Reflecting on their work gives students an opportunity to look back at what they have done, examine the processes and strategies they used, and think about the importance of their effort and growth. Literacy coach Lynne Dorfman explores ways to cultivate metacognition.
Tagged: student reflection
Mary Tedrow shows how to cultivate students’ individual relationships with writing using a low stakes approach called a Daybook – a safe, authentic space for students to write and think that can feed into other disciplines and writing genres. Ariel Sacks calls it her “new top resource.”

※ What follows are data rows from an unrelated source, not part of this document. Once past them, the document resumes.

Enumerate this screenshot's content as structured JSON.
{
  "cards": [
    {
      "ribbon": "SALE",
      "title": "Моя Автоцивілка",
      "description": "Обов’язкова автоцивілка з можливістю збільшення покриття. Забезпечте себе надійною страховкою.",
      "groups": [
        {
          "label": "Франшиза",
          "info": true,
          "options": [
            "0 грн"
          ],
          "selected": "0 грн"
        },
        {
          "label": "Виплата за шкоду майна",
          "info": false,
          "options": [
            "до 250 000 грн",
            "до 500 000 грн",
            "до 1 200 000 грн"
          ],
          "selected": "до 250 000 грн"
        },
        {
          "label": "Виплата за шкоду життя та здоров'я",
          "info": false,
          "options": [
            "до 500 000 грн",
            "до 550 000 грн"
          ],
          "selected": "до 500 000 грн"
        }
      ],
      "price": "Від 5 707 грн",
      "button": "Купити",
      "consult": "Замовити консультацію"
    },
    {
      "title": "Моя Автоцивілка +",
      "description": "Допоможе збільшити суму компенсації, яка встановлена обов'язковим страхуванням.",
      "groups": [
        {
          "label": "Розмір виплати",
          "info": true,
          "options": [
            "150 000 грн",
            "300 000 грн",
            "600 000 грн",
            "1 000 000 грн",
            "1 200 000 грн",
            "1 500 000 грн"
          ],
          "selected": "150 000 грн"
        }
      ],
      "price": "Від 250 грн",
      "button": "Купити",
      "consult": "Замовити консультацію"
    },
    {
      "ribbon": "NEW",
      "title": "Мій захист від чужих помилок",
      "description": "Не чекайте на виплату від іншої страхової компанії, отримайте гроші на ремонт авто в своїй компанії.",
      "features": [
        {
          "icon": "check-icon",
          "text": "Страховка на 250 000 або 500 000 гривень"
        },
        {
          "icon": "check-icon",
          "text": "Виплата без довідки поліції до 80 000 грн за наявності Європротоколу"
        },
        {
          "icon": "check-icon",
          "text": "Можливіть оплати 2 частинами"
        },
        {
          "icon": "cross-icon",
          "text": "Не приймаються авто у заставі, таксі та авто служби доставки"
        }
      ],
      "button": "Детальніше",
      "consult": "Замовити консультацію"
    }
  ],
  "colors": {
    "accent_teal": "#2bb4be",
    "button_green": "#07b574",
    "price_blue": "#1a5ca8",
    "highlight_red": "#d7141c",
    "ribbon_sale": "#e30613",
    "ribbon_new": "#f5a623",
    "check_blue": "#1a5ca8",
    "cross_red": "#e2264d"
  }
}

Genius Hour is a popular strategy for deepening student learning by promoting passion, creativity and engagement. Paying attention to the do’s and don’ts of effective implementation can help you make it a regular part your instruction, writes author Barbara Blackburn.
Nancy Akhavan encourages teachers to push away from assigned passages with worksheets that require canned responses, and instead promote more freedom in student thinking, and more reflection about their connection to the reading and writing going on in their classroom.
When it comes to student learning, we usually think about how to get information into memory, says expert Marilee Sprenger. But we also have to get the information out. Be sure to use these 7 brain-based steps to strengthen connections and make memories permanent.
Amid the mix of emotions and preoccupations that crowd end-of-year school days, Amber Chandler takes time to discover how her 8th graders ranked her five major ELA units this year. What they think will help her prepare for next fall. Once she returns from the lake!
Starr Sackstein shows ways to maximize the benefits of having students reflect on and self-assess their work – for example, by writing actionable goals for later reflection. Reviewer Susan Schwartz likes the ideas but notes activities target older students.